This is going to feel like a "We told you so" version of Brownie Points, so eye-rolling is not only expected but encouraged. But when you spend as much time as we do throwing stuff up against the wall, it makes sense to call attention when some of it sticks:
A bowl of malarkey
We told you that the Fiesta Bowl was going to get away with a slap on the wrist and the Bowl Championship Series wouldn't dare toss them out of the rotation for fear of what they might find in the closets of the other bowls.
Kicked out of the championship series? Um, no.
Forced to skip one rotation? Nope.
A hefty fine that will hit the event where it lives? Hardly.
A million bucks? The John Junker Fun Crew used to drop half that on a Big 12 Championship weekend - especially if it happened to coincide with amateur night at The Navel Base or Starbutts. Heck, Grant Woods would have fined the Fiesta Bowl $5 million - but of course, part of that would have gone to his fee.
God bless the BCS - they know who they're dealing with.
Outside of the kickbacks and reimbursed campaign contributions - that was breaking new ground in college football, kinda like June Jones' offense at Hawaii - the rest of the palm-greasing, glad-handing and back-slapping has been going on since the days of the Astro-Bluebonnet and Poulan Weedeater Bowls. You've gotta set the bar low on this fine and suspension stuff.
What if you kick out the Fiesta Bowl only to have some enterprising reporter in Miami uncover sanctioned animal sacrifices or something going on at the Orange Bowl?
In what little time it has until college football wises up and seizes control of its own product, the BCS will be good to who has been good to it - and ride out the criticism.
We told you the Coyotes weren't going anywhere as long as Gary Bettman is holding the NHL's gavel and the team hasn't had a fair shake in Arizona with legitimate ownership. We told you the Atlanta Thrashers will wind up in Winnipeg - but probably not this year, since the Coyotes took their sweet time doing nothing - with the Detroit Red Wings poised to jump to the Eastern Conference and cut their travel time and trips to Arizona in half.

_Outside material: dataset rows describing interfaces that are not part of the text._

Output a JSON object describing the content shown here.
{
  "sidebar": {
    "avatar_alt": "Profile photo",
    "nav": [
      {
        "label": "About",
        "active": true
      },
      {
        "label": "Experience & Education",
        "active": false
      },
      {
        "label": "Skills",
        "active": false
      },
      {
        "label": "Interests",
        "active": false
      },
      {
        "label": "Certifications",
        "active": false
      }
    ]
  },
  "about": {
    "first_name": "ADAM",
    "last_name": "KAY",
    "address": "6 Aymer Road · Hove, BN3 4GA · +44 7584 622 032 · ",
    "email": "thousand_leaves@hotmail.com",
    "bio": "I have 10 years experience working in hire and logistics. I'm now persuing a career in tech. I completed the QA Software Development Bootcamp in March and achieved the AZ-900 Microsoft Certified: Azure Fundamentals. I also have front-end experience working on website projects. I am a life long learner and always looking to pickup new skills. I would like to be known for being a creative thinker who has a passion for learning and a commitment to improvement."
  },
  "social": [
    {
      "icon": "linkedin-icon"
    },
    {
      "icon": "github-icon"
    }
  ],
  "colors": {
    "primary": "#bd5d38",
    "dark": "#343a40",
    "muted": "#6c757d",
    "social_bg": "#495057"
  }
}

Now the fact that the Coyotes could enter next year without an owner, still run by the league and with the city of Glendale fronting another $25 million? We didn't see that one coming, and anyone who said they did is lying. Insiders believe Matthew Hulsizer's bid to buy the team is losing big-time steam.
NHL deputy chief Bill Daly was either confirming that or delivering a "Hurry up Matty!" with his statements at Tuesday's Council meeting, attended by a motley mixed group not seen since the bar scene in "Star Wars."
Hulsizer's relationship with the city has gone steadily downhill since Christmas. Mayor Scruggs and her necessary votes still only have eyes for Jerry Reinsdorf - who is tired of looking at undeveloped dirt from his spring training suite at Camelback Ranch and might have to buy himself and his family a hockey team for a few years if he wants that to change.
Meanwhile, Coyotes GM Don Maloney - who watched Zbynek Michalek and Matthew Lombardi skate away last year when he couldn't guarantee the team would stay in Arizona - now has 18 free agents to sign and, as of now, no better news.
Ilya Bryzgalov wants a long-term deal and a handsome raise, but his playoff meltdown might chill the market enough for Maloney to talk him into staying one more year at $6 million until the future finally crystallizes.
• By my count, that's two championship-level celebrations already by the Miami Heat. There was one in July when "The Big Three" were united, and one this week when they proved to everyone that the Celtics made a horrendous mistakes in dealing Kendrick Perkins away and letting Tony Allen leave for Memphis.
LeBron and his boys are still the odds-on favorite to win - they have been all along - but there are still two long rounds to go and Dwyane Wade is the only one of the three that has tasted a title.
• I remember once going into a Scottsdale sports memorabilia store and looking at autographed baseballs by Hall of Fame Players. Willie Mays. Hank Aaron. Johnny Bench. Joe DiMaggio, Steve Carlton. But when I got to a ball signed by Harmon Killebrew, I noticed it was priced significantly lower. I wondered why.
"That's his fault," the store owner said. "The guy signs for everybody."
If you had the honor of meeting Killebrew during his many years living in the Valley, you know that's true. There is not a nicer man in sports - a more approachable, affable, genuine superstar.
While there is still time - thank you, Killer. Thank you for everything.
Jerry Brown is a contributing columnist who appears every Sunday in the Tribune. Contact him at email@example.com.